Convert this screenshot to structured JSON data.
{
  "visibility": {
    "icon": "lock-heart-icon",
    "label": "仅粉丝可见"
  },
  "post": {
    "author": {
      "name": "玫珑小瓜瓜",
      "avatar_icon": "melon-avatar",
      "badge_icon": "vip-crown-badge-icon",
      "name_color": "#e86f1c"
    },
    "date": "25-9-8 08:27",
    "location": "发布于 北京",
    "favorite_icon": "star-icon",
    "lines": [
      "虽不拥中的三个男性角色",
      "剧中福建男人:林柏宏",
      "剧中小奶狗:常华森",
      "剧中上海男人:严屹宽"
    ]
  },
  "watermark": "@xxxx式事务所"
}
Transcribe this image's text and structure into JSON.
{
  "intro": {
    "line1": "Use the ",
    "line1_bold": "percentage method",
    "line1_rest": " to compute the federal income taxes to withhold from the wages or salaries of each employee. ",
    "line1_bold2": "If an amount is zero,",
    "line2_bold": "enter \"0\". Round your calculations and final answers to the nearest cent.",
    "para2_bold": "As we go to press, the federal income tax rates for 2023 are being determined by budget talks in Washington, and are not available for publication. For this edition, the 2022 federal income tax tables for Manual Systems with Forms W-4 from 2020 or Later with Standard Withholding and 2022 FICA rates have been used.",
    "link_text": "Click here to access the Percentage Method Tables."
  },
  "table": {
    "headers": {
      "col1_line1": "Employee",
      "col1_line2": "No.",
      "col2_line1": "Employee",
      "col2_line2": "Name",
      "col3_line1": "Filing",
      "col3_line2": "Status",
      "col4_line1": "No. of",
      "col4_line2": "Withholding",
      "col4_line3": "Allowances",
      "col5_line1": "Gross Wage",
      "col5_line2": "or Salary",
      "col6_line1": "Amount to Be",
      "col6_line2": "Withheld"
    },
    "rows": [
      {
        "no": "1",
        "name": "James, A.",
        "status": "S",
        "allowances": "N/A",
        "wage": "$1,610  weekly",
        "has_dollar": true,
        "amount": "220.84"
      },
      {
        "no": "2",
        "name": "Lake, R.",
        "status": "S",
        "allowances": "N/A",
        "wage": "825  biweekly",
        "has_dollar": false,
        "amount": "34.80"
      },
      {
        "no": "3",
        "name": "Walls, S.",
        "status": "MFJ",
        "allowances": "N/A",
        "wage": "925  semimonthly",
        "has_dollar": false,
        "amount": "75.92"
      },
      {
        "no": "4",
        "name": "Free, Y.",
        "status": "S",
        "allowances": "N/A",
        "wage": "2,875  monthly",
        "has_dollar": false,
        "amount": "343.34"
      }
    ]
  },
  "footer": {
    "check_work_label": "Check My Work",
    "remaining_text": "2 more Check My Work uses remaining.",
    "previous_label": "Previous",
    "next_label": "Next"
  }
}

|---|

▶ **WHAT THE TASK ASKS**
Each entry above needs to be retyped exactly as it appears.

▶ **EXPECTED ANSWER**
Convert this screenshot to structured JSON data.
{
  "visibility": {
    "icon": "lock-heart-icon",
    "label": "仅粉丝可见"
  },
  "post": {
    "author": {
      "name": "玫珑小瓜瓜",
      "avatar_icon": "melon-avatar",
      "badge_icon": "vip-crown-badge-icon",
      "name_color": "#e86f1c"
    },
    "date": "25-9-8 08:27",
    "location": "发布于 北京",
    "favorite_icon": "star-icon",
    "lines": [
      "虽不拥中的三个男性角色",
      "剧中福建男人:林柏宏",
      "剧中小奶狗:常华森",
      "剧中上海男人:严屹宽"
    ]
  },
  "watermark": "@xxxx式事务所"
}
Transcribe this image's text and structure into JSON.
{
  "intro": {
    "line1": "Use the ",
    "line1_bold": "percentage method",
    "line1_rest": " to compute the federal income taxes to withhold from the wages or salaries of each employee. ",
    "line1_bold2": "If an amount is zero,",
    "line2_bold": "enter \"0\". Round your calculations and final answers to the nearest cent.",
    "para2_bold": "As we go to press, the federal income tax rates for 2023 are being determined by budget talks in Washington, and are not available for publication. For this edition, the 2022 federal income tax tables for Manual Systems with Forms W-4 from 2020 or Later with Standard Withholding and 2022 FICA rates have been used.",
    "link_text": "Click here to access the Percentage Method Tables."
  },
  "table": {
    "headers": {
      "col1_line1": "Employee",
      "col1_line2": "No.",
      "col2_line1": "Employee",
      "col2_line2": "Name",
      "col3_line1": "Filing",
      "col3_line2": "Status",
      "col4_line1": "No. of",
      "col4_line2": "Withholding",
      "col4_line3": "Allowances",
      "col5_line1": "Gross Wage",
      "col5_line2": "or Salary",
      "col6_line1": "Amount to Be",
      "col6_line2": "Withheld"
    },
    "rows": [
      {
        "no": "1",
        "name": "James, A.",
        "status": "S",
        "allowances": "N/A",
        "wage": "$1,610  weekly",
        "has_dollar": true,
        "amount": "220.84"
      },
      {
        "no": "2",
        "name": "Lake, R.",
        "status": "S",
        "allowances": "N/A",
        "wage": "825  biweekly",
        "has_dollar": false,
        "amount": "34.80"
      },
      {
        "no": "3",
        "name": "Walls, S.",
        "status": "MFJ",
        "allowances": "N/A",
        "wage": "925  semimonthly",
        "has_dollar": false,
        "amount": "75.92"
      },
      {
        "no": "4",
        "name": "Free, Y.",
        "status": "S",
        "allowances": "N/A",
        "wage": "2,875  monthly",
        "has_dollar": false,
        "amount": "343.34"
      }
    ]
  },
  "footer": {
    "check_work_label": "Check My Work",
    "remaining_text": "2 more Check My Work uses remaining.",
    "previous_label": "Previous",
    "next_label": "Next"
  }
}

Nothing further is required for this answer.